== Segment start ==

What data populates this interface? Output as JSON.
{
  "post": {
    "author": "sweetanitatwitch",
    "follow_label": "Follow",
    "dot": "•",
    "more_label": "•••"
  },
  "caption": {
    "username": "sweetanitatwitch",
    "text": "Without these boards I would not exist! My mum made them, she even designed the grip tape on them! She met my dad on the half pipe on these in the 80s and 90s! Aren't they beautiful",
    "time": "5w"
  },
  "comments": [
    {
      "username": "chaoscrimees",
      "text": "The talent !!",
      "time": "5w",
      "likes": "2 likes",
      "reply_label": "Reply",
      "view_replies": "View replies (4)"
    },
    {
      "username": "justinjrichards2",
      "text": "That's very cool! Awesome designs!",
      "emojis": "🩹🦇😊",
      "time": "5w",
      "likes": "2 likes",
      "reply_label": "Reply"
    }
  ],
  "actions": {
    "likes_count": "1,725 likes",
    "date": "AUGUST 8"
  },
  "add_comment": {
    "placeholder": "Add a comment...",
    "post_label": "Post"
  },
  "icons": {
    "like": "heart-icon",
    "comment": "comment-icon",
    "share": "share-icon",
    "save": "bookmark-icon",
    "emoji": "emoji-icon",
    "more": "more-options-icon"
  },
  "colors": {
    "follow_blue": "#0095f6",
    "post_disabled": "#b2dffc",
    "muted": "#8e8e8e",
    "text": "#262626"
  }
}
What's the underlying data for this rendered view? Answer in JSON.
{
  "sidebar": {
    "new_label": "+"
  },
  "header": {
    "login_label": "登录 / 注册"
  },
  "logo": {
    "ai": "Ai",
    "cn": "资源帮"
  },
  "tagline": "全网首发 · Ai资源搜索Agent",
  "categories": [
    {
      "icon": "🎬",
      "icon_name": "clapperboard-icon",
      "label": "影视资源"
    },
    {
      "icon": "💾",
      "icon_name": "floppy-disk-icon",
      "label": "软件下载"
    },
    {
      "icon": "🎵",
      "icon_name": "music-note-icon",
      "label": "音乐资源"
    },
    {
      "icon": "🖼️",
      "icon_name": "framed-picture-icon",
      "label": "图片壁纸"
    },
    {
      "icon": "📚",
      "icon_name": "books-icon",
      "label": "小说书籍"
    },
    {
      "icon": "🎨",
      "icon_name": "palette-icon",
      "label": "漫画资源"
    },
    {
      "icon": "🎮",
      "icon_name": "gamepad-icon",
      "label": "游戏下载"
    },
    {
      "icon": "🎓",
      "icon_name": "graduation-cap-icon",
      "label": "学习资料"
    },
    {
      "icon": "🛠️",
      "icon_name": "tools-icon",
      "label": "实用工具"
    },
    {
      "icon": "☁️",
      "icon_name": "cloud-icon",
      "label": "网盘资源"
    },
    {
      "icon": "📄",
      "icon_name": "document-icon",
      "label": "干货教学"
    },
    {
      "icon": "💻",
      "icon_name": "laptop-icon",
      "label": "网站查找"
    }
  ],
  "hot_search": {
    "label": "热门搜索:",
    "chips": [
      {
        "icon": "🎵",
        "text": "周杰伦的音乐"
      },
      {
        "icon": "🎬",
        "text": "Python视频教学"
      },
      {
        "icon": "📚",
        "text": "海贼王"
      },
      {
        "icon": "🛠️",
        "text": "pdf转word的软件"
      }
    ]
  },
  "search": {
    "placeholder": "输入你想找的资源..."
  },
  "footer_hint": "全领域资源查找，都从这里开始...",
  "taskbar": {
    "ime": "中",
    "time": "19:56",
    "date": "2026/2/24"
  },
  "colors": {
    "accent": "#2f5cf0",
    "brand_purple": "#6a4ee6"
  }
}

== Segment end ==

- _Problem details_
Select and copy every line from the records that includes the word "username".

- _Task response_
    "username": "sweetanitatwitch",
      "username": "chaoscrimees",
      "username": "justinjrichards2",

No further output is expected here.